Secondary runner: 42 mm
Primary runner: 31.7 -> 27.14 mm
Secondary runner: 26.87 -> 40.5 mm
A downside to the AWE manifolds, and upside for going with the Wagners, is the long term reliability. The AWE tubular manifolds, and generally most tubular manifolds, have a history of not holding up over time, with cracks developing at joints. In fact the used set I obtained have already had some repairs made to them. Proof that this style exhaust manifold will eventually have issues, but good for me that it’s already been repaired so they should last a while longer, at least long enough for my needs.
Today I set about the task of removing the engine to make the swap over to the AWE Exhaust Manifolds.
The stock manifolds came off relatively easily and I was happy to be able to leave the turbocharger in place.
Both sets of manifolds have the Swaintech White Lightning ceramic coating.
Attaching the AWE exhaust manifold proved to be a good deal more time consuming than it was to remove the stock exhaust manifold. The location of the nuts that secure it to the head are behind some of the runners, and with the turbocharger still in place it was a bit tricky to get a wrench on some of the nuts. Tightening the nut down a tenth of a turn at a time took a little while.
The passenger side had some challenges as well. Again the stock manifold came off quickly. But to get the AWE manifold in place I had to reposition the aftermarket oil supply line slightly rearward. I also had to spend some time trying to reposition the turbo slightly in order to get some of the bolts that attach the manifold to the turbo to line up. Eventually it all worked out.
A while later the engine is back in place now equipped with the AWE exhaust manifolds.
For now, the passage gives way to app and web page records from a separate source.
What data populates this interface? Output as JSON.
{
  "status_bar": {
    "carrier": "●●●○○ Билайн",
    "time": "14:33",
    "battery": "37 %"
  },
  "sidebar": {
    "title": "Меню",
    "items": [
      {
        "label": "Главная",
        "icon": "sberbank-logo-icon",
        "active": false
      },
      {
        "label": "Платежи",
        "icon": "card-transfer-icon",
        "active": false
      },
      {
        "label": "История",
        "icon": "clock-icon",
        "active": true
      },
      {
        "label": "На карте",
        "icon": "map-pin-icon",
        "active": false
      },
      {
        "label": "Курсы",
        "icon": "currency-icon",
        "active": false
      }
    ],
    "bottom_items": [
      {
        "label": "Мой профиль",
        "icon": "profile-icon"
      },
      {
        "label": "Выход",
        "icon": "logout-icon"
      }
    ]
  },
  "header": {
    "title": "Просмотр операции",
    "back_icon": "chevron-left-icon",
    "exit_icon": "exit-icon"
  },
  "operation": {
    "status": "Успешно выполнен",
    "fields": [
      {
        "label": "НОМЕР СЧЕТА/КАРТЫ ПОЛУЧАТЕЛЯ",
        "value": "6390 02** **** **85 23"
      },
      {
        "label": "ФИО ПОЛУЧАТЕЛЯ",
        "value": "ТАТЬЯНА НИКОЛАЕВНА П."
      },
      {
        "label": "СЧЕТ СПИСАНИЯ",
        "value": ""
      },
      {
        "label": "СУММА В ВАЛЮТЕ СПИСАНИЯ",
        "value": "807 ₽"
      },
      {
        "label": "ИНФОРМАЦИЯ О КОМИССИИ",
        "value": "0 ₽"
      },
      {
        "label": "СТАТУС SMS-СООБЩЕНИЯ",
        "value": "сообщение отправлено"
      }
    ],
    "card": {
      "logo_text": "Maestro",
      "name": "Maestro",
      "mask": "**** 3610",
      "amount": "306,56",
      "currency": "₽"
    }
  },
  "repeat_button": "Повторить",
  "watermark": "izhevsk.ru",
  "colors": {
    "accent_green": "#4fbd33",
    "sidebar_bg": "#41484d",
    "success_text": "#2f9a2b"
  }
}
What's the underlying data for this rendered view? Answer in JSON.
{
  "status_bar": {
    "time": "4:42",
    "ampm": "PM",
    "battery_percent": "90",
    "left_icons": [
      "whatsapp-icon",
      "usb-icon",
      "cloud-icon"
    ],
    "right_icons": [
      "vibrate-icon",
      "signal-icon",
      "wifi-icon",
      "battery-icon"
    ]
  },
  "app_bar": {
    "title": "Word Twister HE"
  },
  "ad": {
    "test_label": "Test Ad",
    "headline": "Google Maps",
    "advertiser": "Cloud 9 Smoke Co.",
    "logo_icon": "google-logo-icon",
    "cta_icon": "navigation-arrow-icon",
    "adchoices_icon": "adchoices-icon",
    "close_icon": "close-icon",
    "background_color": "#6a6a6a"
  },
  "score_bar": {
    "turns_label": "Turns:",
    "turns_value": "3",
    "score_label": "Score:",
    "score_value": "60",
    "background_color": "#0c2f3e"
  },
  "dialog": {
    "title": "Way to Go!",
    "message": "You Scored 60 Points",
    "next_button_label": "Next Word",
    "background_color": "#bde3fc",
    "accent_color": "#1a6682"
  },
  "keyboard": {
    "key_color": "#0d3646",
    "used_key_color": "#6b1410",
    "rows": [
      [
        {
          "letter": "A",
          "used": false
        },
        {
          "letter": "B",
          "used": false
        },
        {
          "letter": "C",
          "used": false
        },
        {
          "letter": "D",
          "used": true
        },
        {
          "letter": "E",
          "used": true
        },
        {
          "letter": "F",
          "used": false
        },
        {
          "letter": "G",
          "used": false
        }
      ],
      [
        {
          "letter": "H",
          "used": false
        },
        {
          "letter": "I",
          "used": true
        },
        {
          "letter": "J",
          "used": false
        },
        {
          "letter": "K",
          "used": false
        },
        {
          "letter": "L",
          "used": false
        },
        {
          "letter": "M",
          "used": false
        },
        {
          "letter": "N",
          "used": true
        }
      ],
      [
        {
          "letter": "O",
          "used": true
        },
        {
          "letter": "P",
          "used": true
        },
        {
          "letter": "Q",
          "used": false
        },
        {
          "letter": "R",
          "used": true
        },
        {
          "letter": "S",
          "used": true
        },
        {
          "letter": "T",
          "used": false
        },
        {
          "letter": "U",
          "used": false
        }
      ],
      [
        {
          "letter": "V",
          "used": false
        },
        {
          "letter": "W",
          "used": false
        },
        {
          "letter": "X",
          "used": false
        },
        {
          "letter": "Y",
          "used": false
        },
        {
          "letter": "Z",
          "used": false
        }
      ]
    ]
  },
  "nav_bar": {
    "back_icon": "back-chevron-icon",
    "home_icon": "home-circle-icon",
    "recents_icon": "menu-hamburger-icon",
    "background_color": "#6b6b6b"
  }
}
I still have some more buttoning up to do before I will begin measuring with these exhaust manifolds.